▶ Interface dataset entries
..........
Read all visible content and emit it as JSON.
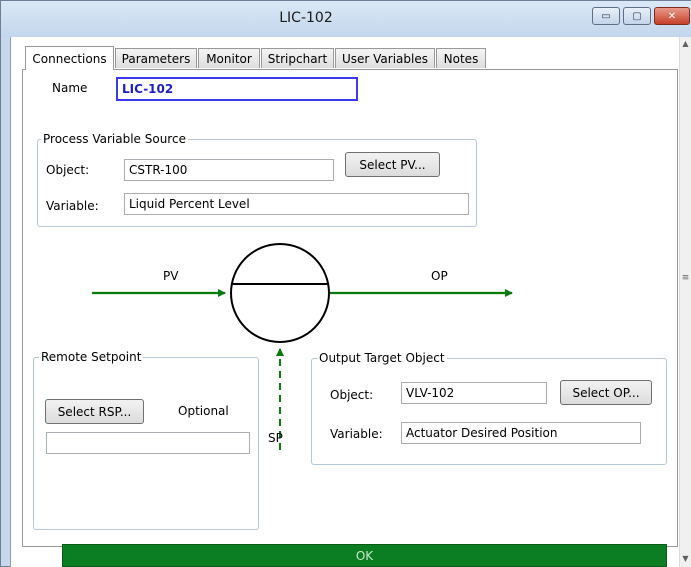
{
  "window": {
    "title": "LIC-102",
    "minimize_glyph": "▭",
    "maximize_glyph": "▢",
    "close_glyph": "✕"
  },
  "tabs": [
    {
      "label": "Connections",
      "active": true
    },
    {
      "label": "Parameters"
    },
    {
      "label": "Monitor"
    },
    {
      "label": "Stripchart"
    },
    {
      "label": "User Variables"
    },
    {
      "label": "Notes"
    }
  ],
  "name": {
    "label": "Name",
    "value": "LIC-102"
  },
  "pv_source": {
    "title": "Process Variable Source",
    "object_label": "Object:",
    "object_value": "CSTR-100",
    "select_button": "Select PV...",
    "variable_label": "Variable:",
    "variable_value": "Liquid Percent Level"
  },
  "diagram": {
    "pv_label": "PV",
    "op_label": "OP",
    "sp_label": "SP",
    "arrow_color": "#0a7a0a"
  },
  "remote_setpoint": {
    "title": "Remote Setpoint",
    "select_button": "Select RSP...",
    "optional_label": "Optional",
    "value": ""
  },
  "output_target": {
    "title": "Output Target Object",
    "object_label": "Object:",
    "object_value": "VLV-102",
    "select_button": "Select OP...",
    "variable_label": "Variable:",
    "variable_value": "Actuator Desired Position"
  },
  "ok_button": {
    "label": "OK",
    "color": "#0b7d22"
  },
  "scrollbar": {
    "up_glyph": "▲",
    "down_glyph": "▼",
    "grip_glyph": "≡"
  }
}
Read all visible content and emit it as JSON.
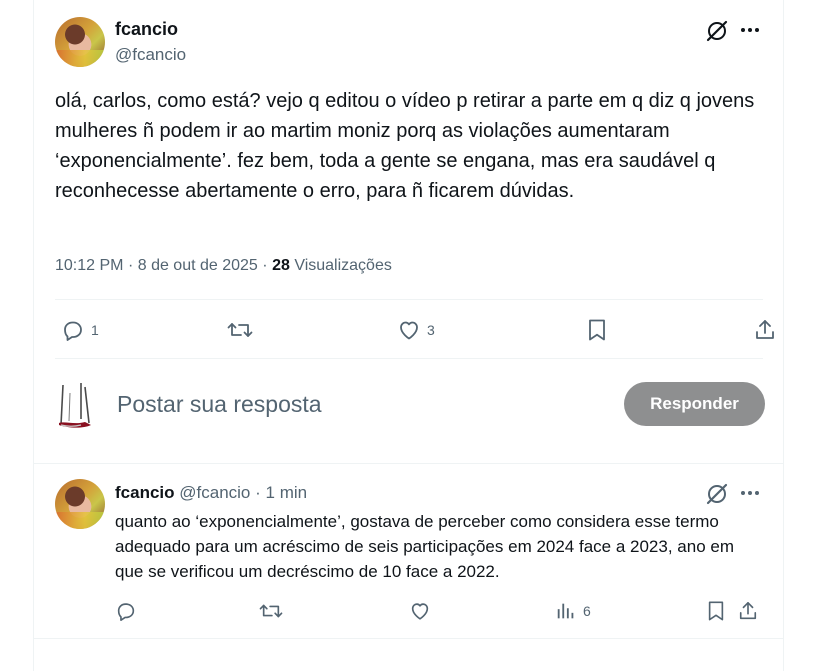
{
  "main_post": {
    "author_name": "fcancio",
    "author_handle": "@fcancio",
    "text": "olá, carlos, como está? vejo q editou o vídeo p retirar a parte em q diz q jovens mulheres ñ podem ir ao martim moniz porq as violações aumentaram ‘exponencialmente’. fez bem, toda a gente se engana, mas era saudável q reconhecesse abertamente o erro, para ñ ficarem dúvidas.",
    "time": "10:12 PM",
    "date": "8 de out de 2025",
    "separator": "·",
    "views_count": "28",
    "views_label": "Visualizações",
    "reply_count": "1",
    "repost_count": "",
    "like_count": "3"
  },
  "composer": {
    "placeholder": "Postar sua resposta",
    "button_label": "Responder"
  },
  "reply_post": {
    "author_name": "fcancio",
    "author_handle": "@fcancio",
    "separator": "·",
    "time_ago": "1 min",
    "text": "quanto ao ‘exponencialmente’, gostava de perceber como considera esse termo adequado para um acréscimo de seis participações em 2024 face a 2023, ano em que se verificou um decréscimo de 10 face a 2022.",
    "views_count": "6"
  },
  "colors": {
    "text_primary": "#0f1419",
    "text_secondary": "#536471",
    "border": "#eff3f4",
    "button_disabled": "#8e8f90"
  },
  "icons": {
    "grok": "grok-icon",
    "more": "more-icon",
    "reply": "reply-icon",
    "repost": "repost-icon",
    "like": "heart-icon",
    "bookmark": "bookmark-icon",
    "share": "share-icon",
    "views": "views-icon"
  }
}
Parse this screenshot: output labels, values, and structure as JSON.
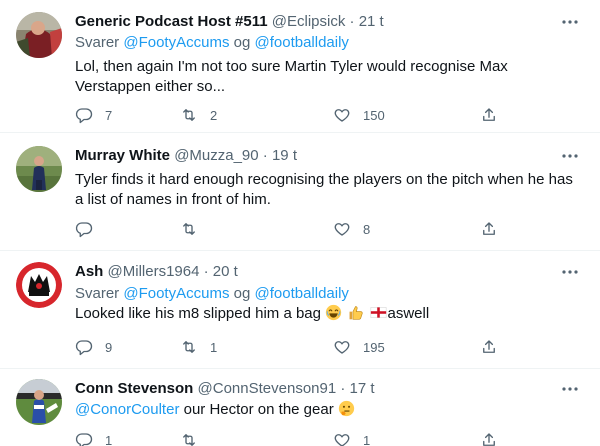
{
  "tweets": [
    {
      "name": "Generic Podcast Host #511",
      "handle": "@Eclipsick",
      "time": "21 t",
      "reply_prefix": "Svarer",
      "reply_user1": "@FootyAccums",
      "reply_joiner": "og",
      "reply_user2": "@footballdaily",
      "text": "Lol, then again I'm not too sure Martin Tyler would recognise Max Verstappen either so...",
      "replies": "7",
      "retweets": "2",
      "likes": "150"
    },
    {
      "name": "Murray White",
      "handle": "@Muzza_90",
      "time": "19 t",
      "text": "Tyler finds it hard enough recognising the players on the pitch when he has a list of names in front of him.",
      "replies": "",
      "retweets": "",
      "likes": "8"
    },
    {
      "name": "Ash",
      "handle": "@Millers1964",
      "time": "20 t",
      "reply_prefix": "Svarer",
      "reply_user1": "@FootyAccums",
      "reply_joiner": "og",
      "reply_user2": "@footballdaily",
      "text_before": "Looked like his m8 slipped him a bag",
      "text_after": "aswell",
      "replies": "9",
      "retweets": "1",
      "likes": "195"
    },
    {
      "name": "Conn Stevenson",
      "handle": "@ConnStevenson91",
      "time": "17 t",
      "mention": "@ConorCoulter",
      "text": "our Hector on the gear",
      "replies": "1",
      "retweets": "",
      "likes": "1"
    }
  ],
  "separator": "·",
  "icons": {
    "more": "more-icon",
    "reply": "reply-icon",
    "retweet": "retweet-icon",
    "like": "heart-icon",
    "share": "share-icon"
  },
  "colors": {
    "text": "#0f1419",
    "secondary": "#536471",
    "link": "#1d9bf0",
    "divider": "#eff3f4"
  }
}
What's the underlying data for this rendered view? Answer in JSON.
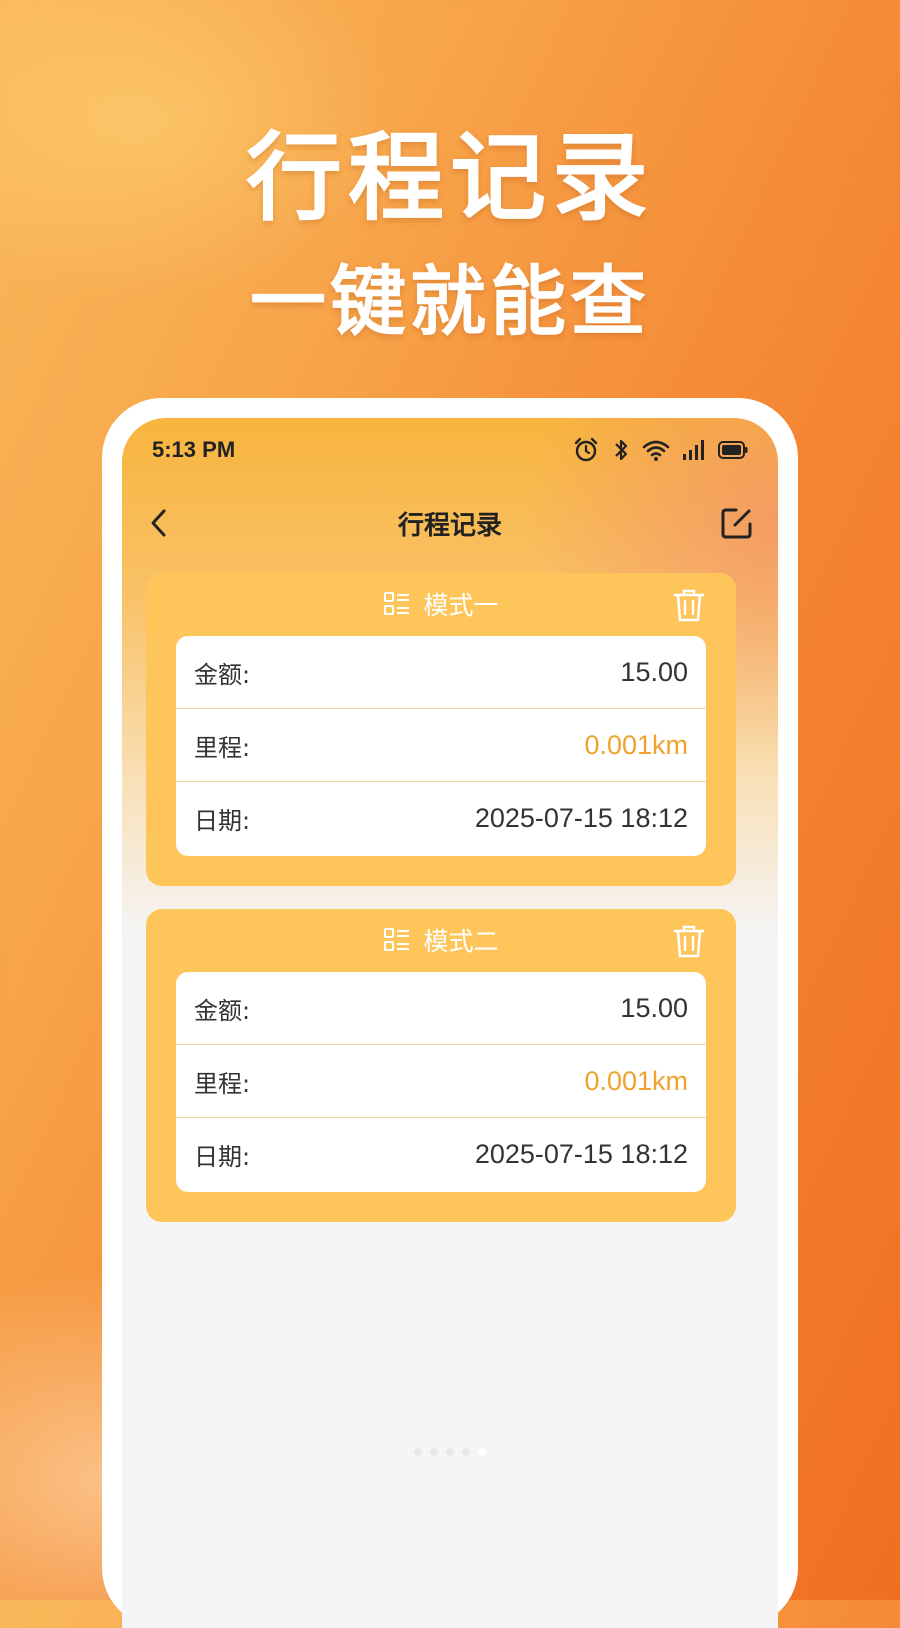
{
  "headline": {
    "line1": "行程记录",
    "line2": "一键就能查"
  },
  "status_bar": {
    "time": "5:13 PM"
  },
  "nav": {
    "title": "行程记录"
  },
  "records": [
    {
      "mode": "模式一",
      "rows": [
        {
          "label": "金额:",
          "value": "15.00"
        },
        {
          "label": "里程:",
          "value": "0.001km"
        },
        {
          "label": "日期:",
          "value": "2025-07-15 18:12"
        }
      ]
    },
    {
      "mode": "模式二",
      "rows": [
        {
          "label": "金额:",
          "value": "15.00"
        },
        {
          "label": "里程:",
          "value": "0.001km"
        },
        {
          "label": "日期:",
          "value": "2025-07-15 18:12"
        }
      ]
    }
  ],
  "colors": {
    "card": "#fdc55a",
    "accent_value": "#f0a22c",
    "background_orange": "#f58a36"
  },
  "icons": [
    "alarm-icon",
    "bluetooth-icon",
    "wifi-icon",
    "signal-icon",
    "battery-icon",
    "back-arrow-icon",
    "edit-icon",
    "list-mode-icon",
    "trash-icon"
  ]
}
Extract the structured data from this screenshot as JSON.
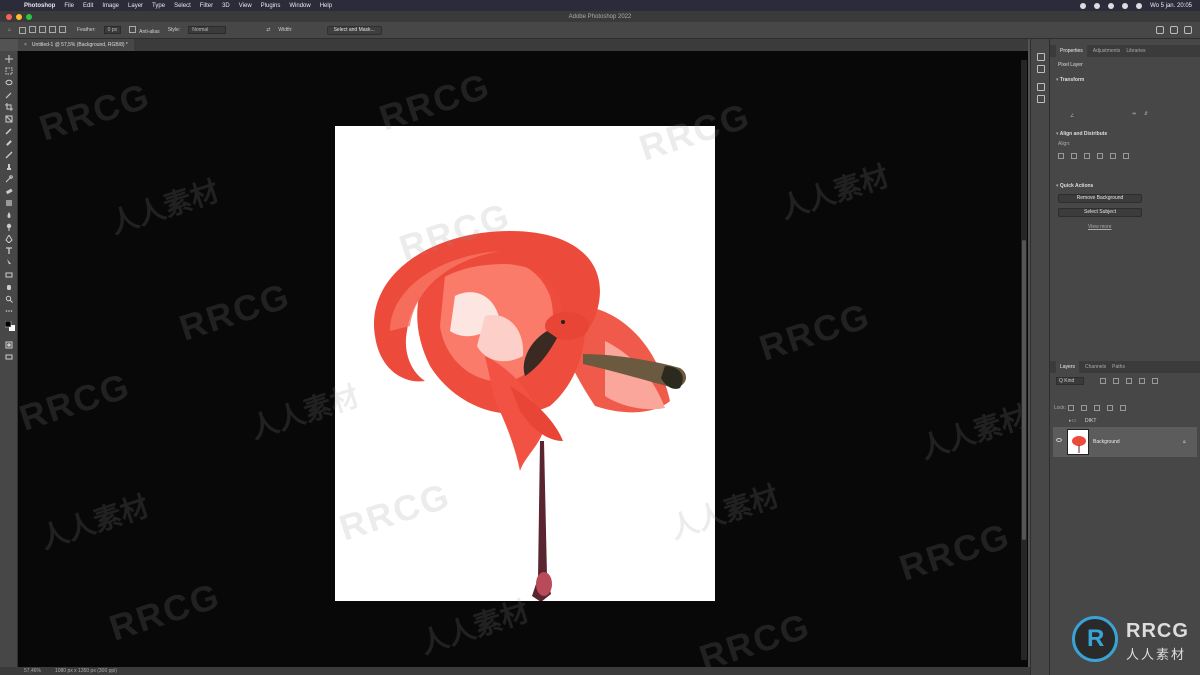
{
  "menubar": {
    "app": "Photoshop",
    "items": [
      "File",
      "Edit",
      "Image",
      "Layer",
      "Type",
      "Select",
      "Filter",
      "3D",
      "View",
      "Plugins",
      "Window",
      "Help"
    ],
    "clock": "Wo 5 jan.  20:05"
  },
  "window": {
    "title": "Adobe Photoshop 2022"
  },
  "options": {
    "feather_label": "Feather:",
    "feather_value": "0 px",
    "antialias_label": "Anti-alias",
    "style_label": "Style:",
    "style_value": "Normal",
    "width_label": "Width:",
    "select_mask_label": "Select and Mask..."
  },
  "document_tab": {
    "close": "×",
    "title": "Untitled-1 @ 57,5% (Background, RGB/8) *"
  },
  "statusbar": {
    "zoom": "57,46%",
    "doc_size": "1080 px x 1350 px (300 ppi)"
  },
  "properties": {
    "tabs": [
      "Properties",
      "Adjustments",
      "Libraries"
    ],
    "pixel_layer": "Pixel Layer",
    "transform_title": "Transform",
    "align_title": "Align and Distribute",
    "align_sub": "Align:",
    "quick_actions_title": "Quick Actions",
    "remove_bg": "Remove Background",
    "select_subject": "Select Subject",
    "view_more": "View more"
  },
  "layers": {
    "tabs": [
      "Layers",
      "Channels",
      "Paths"
    ],
    "kind": "Q Kind",
    "lock_label": "Lock:",
    "group_name": "DIKT",
    "layer_name": "Background"
  },
  "watermarks": {
    "latin": "RRCG",
    "cn": "人人素材"
  },
  "logo": {
    "text": "RRCG",
    "sub": "人人素材"
  }
}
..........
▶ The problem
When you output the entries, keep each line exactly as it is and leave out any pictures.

▶ Your response
Read all visible content and emit it as JSON.
{
  "window": {
    "title": "LIC-102",
    "minimize_glyph": "▭",
    "maximize_glyph": "▢",
    "close_glyph": "✕"
  },
  "tabs": [
    {
      "label": "Connections",
      "active": true
    },
    {
      "label": "Parameters"
    },
    {
      "label": "Monitor"
    },
    {
      "label": "Stripchart"
    },
    {
      "label": "User Variables"
    },
    {
      "label": "Notes"
    }
  ],
  "name": {
    "label": "Name",
    "value": "LIC-102"
  },
  "pv_source": {
    "title": "Process Variable Source",
    "object_label": "Object:",
    "object_value": "CSTR-100",
    "select_button": "Select PV...",
    "variable_label": "Variable:",
    "variable_value": "Liquid Percent Level"
  },
  "diagram": {
    "pv_label": "PV",
    "op_label": "OP",
    "sp_label": "SP",
    "arrow_color": "#0a7a0a"
  },
  "remote_setpoint": {
    "title": "Remote Setpoint",
    "select_button": "Select RSP...",
    "optional_label": "Optional",
    "value": ""
  },
  "output_target": {
    "title": "Output Target Object",
    "object_label": "Object:",
    "object_value": "VLV-102",
    "select_button": "Select OP...",
    "variable_label": "Variable:",
    "variable_value": "Actuator Desired Position"
  },
  "ok_button": {
    "label": "OK",
    "color": "#0b7d22"
  },
  "scrollbar": {
    "up_glyph": "▲",
    "down_glyph": "▼",
    "grip_glyph": "≡"
  }
}
Read all visible content and emit it as JSON.
{
  "main_post": {
    "author_name": "fcancio",
    "author_handle": "@fcancio",
    "text": "olá, carlos, como está? vejo q editou o vídeo p retirar a parte em q diz q jovens mulheres ñ podem ir ao martim moniz porq as violações aumentaram ‘exponencialmente’. fez bem, toda a gente se engana, mas era saudável q reconhecesse abertamente o erro, para ñ ficarem dúvidas.",
    "time": "10:12 PM",
    "date": "8 de out de 2025",
    "separator": "·",
    "views_count": "28",
    "views_label": "Visualizações",
    "reply_count": "1",
    "repost_count": "",
    "like_count": "3"
  },
  "composer": {
    "placeholder": "Postar sua resposta",
    "button_label": "Responder"
  },
  "reply_post": {
    "author_name": "fcancio",
    "author_handle": "@fcancio",
    "separator": "·",
    "time_ago": "1 min",
    "text": "quanto ao ‘exponencialmente’, gostava de perceber como considera esse termo adequado para um acréscimo de seis participações em 2024 face a 2023, ano em que se verificou um decréscimo de 10 face a 2022.",
    "views_count": "6"
  },
  "colors": {
    "text_primary": "#0f1419",
    "text_secondary": "#536471",
    "border": "#eff3f4",
    "button_disabled": "#8e8f90"
  },
  "icons": {
    "grok": "grok-icon",
    "more": "more-icon",
    "reply": "reply-icon",
    "repost": "repost-icon",
    "like": "heart-icon",
    "bookmark": "bookmark-icon",
    "share": "share-icon",
    "views": "views-icon"
  }
}
Parse this screenshot: output labels, values, and structure as JSON.
{
  "tweets": [
    {
      "name": "Generic Podcast Host #511",
      "handle": "@Eclipsick",
      "time": "21 t",
      "reply_prefix": "Svarer",
      "reply_user1": "@FootyAccums",
      "reply_joiner": "og",
      "reply_user2": "@footballdaily",
      "text": "Lol, then again I'm not too sure Martin Tyler would recognise Max Verstappen either so...",
      "replies": "7",
      "retweets": "2",
      "likes": "150"
    },
    {
      "name": "Murray White",
      "handle": "@Muzza_90",
      "time": "19 t",
      "text": "Tyler finds it hard enough recognising the players on the pitch when he has a list of names in front of him.",
      "replies": "",
      "retweets": "",
      "likes": "8"
    },
    {
      "name": "Ash",
      "handle": "@Millers1964",
      "time": "20 t",
      "reply_prefix": "Svarer",
      "reply_user1": "@FootyAccums",
      "reply_joiner": "og",
      "reply_user2": "@footballdaily",
      "text_before": "Looked like his m8 slipped him a bag",
      "text_after": "aswell",
      "replies": "9",
      "retweets": "1",
      "likes": "195"
    },
    {
      "name": "Conn Stevenson",
      "handle": "@ConnStevenson91",
      "time": "17 t",
      "mention": "@ConorCoulter",
      "text": "our Hector on the gear",
      "replies": "1",
      "retweets": "",
      "likes": "1"
    }
  ],
  "separator": "·",
  "icons": {
    "more": "more-icon",
    "reply": "reply-icon",
    "retweet": "retweet-icon",
    "like": "heart-icon",
    "share": "share-icon"
  },
  "colors": {
    "text": "#0f1419",
    "secondary": "#536471",
    "link": "#1d9bf0",
    "divider": "#eff3f4"
  }
}
What's the underlying data for this rendered view? Answer in JSON.
{
  "headline": {
    "line1": "行程记录",
    "line2": "一键就能查"
  },
  "status_bar": {
    "time": "5:13 PM"
  },
  "nav": {
    "title": "行程记录"
  },
  "records": [
    {
      "mode": "模式一",
      "rows": [
        {
          "label": "金额:",
          "value": "15.00"
        },
        {
          "label": "里程:",
          "value": "0.001km"
        },
        {
          "label": "日期:",
          "value": "2025-07-15 18:12"
        }
      ]
    },
    {
      "mode": "模式二",
      "rows": [
        {
          "label": "金额:",
          "value": "15.00"
        },
        {
          "label": "里程:",
          "value": "0.001km"
        },
        {
          "label": "日期:",
          "value": "2025-07-15 18:12"
        }
      ]
    }
  ],
  "colors": {
    "card": "#fdc55a",
    "accent_value": "#f0a22c",
    "background_orange": "#f58a36"
  },
  "icons": [
    "alarm-icon",
    "bluetooth-icon",
    "wifi-icon",
    "signal-icon",
    "battery-icon",
    "back-arrow-icon",
    "edit-icon",
    "list-mode-icon",
    "trash-icon"
  ]
}
Extract the structured data from this screenshot as JSON.
{
  "menubar": {
    "app": "Photoshop",
    "items": [
      "File",
      "Edit",
      "Image",
      "Layer",
      "Type",
      "Select",
      "Filter",
      "3D",
      "View",
      "Plugins",
      "Window",
      "Help"
    ],
    "clock": "Wo 5 jan.  20:05"
  },
  "window": {
    "title": "Adobe Photoshop 2022"
  },
  "options": {
    "feather_label": "Feather:",
    "feather_value": "0 px",
    "antialias_label": "Anti-alias",
    "style_label": "Style:",
    "style_value": "Normal",
    "width_label": "Width:",
    "select_mask_label": "Select and Mask..."
  },
  "document_tab": {
    "close": "×",
    "title": "Untitled-1 @ 57,5% (Background, RGB/8) *"
  },
  "statusbar": {
    "zoom": "57,46%",
    "doc_size": "1080 px x 1350 px (300 ppi)"
  },
  "properties": {
    "tabs": [
      "Properties",
      "Adjustments",
      "Libraries"
    ],
    "pixel_layer": "Pixel Layer",
    "transform_title": "Transform",
    "align_title": "Align and Distribute",
    "align_sub": "Align:",
    "quick_actions_title": "Quick Actions",
    "remove_bg": "Remove Background",
    "select_subject": "Select Subject",
    "view_more": "View more"
  },
  "layers": {
    "tabs": [
      "Layers",
      "Channels",
      "Paths"
    ],
    "kind": "Q Kind",
    "lock_label": "Lock:",
    "group_name": "DIKT",
    "layer_name": "Background"
  },
  "watermarks": {
    "latin": "RRCG",
    "cn": "人人素材"
  },
  "logo": {
    "text": "RRCG",
    "sub": "人人素材"
  }
}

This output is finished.